If you do not wear a seatbelt in your vehicle and then are involved in a car accident, you may wonder if you are still eligible for collecting compensation for your injuries – after all, you didn’t cause the accident. If you are indeed the victim of someone else’s negligence, the answer will depend on all of the facts of your case. Because you were not wearing a seatbelt, you were breaking the law and you will receive a traffic violation for such. However, you did not cause the accident, so the person responsible may still be required to pay compensation to you for your injuries and losses.
The Basis of a Claim
There are two major factors used to determine the basis of your claim: negligence and causation. You must not only prove that the other driver was negligent, but that their specific negligence is what led to your injuries. In an accident claim where you may be partially at fault, you would have to establish that the injuries you are claiming compensation for were caused by the defendant’s negligence, and not your own actions.
Georgia does allow for comparative negligence. This means that an injured plaintiff can recover damages even if they were partially to blame for the accident and, accordingly, their injuries. However, proving causation is vital to your claim, and you will likely need the assistance of a car accident attorney.
Modified Comparative Negligence
Some states will bar you from collecting any compensation even if you are only one percent at fault. Georgia does not. Instead, the state uses the comparative negligence law, which allows you to collect even if you were partially negligent. Under the modified rule, you can only collect damages if the defendant was 50 percent or more at fault for your injuries – if, on the other hand, you were found to be 50 percent or more responsible, then you cannot collect damages in a personal injury lawsuit.
The other party may also attempt to state that you contributed to the accident or your injuries by failing to wear your seatbelt. The insurer may look for these types of details in order to limit their settlement proposal or try to eliminate settlement altogether. However, if you were 49 percent or less at fault, you are eligible to recover damages under Georgia laws.
Percentage Impacts Recovery
You will not be able to recover the full amount of your settlement if you have contributed to the injuries in any way. The final judgment amount is based on how much at-fault the courts feel you were. For example, say you didn’t wear a seatbelt and the courts felt that you contributed to at least 20 percent of your own damages. Therefore, your final settlement amount awarded by the court would then be reduced by 20 percent to account for your own actions.
This is where an attorney comes in. An attorney can help you prove liability in the injury case, and also ensure that you receive the compensation you are entitled to – despite being partially at fault.

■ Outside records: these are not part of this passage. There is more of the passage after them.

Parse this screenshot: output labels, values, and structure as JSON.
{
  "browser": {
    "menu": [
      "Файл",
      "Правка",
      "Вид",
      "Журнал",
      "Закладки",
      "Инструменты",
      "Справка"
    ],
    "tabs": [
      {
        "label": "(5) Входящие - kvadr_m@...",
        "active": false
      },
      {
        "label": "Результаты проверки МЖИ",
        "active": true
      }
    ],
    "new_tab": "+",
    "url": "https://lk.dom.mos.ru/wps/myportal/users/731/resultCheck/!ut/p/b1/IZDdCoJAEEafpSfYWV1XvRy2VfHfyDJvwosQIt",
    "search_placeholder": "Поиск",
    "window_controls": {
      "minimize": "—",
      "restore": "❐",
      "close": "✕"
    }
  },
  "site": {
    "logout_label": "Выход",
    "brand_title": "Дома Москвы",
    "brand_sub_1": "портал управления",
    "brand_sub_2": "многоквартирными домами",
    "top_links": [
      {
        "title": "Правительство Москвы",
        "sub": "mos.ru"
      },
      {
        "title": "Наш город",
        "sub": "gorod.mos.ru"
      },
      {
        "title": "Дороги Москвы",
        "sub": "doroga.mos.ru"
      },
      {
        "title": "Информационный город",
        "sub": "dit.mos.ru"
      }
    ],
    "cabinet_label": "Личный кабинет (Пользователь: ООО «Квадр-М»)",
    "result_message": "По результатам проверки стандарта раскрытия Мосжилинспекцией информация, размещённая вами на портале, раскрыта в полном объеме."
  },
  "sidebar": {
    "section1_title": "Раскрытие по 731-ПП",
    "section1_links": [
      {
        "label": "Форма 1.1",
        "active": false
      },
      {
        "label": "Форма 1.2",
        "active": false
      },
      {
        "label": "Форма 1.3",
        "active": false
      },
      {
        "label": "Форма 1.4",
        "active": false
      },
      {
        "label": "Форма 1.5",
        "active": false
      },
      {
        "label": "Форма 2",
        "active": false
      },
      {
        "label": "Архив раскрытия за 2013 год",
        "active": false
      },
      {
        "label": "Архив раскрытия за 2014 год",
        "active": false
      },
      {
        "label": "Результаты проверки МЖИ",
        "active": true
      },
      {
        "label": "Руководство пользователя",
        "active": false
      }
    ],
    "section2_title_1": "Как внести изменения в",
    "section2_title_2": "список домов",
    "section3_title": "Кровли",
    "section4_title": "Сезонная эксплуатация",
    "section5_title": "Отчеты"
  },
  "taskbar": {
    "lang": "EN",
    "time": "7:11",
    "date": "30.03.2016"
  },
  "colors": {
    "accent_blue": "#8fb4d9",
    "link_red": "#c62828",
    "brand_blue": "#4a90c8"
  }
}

If you have been injured in an automobile accident, contact the Atlanta injury attorneys at Van Sant Law, today. We will go over the details of your case during a no obligation consultation, providing you with an analysis of your claim and laying out your best options for moving forward. Call 770-886-9199 to schedule an appointment or ask your legal questions online right now.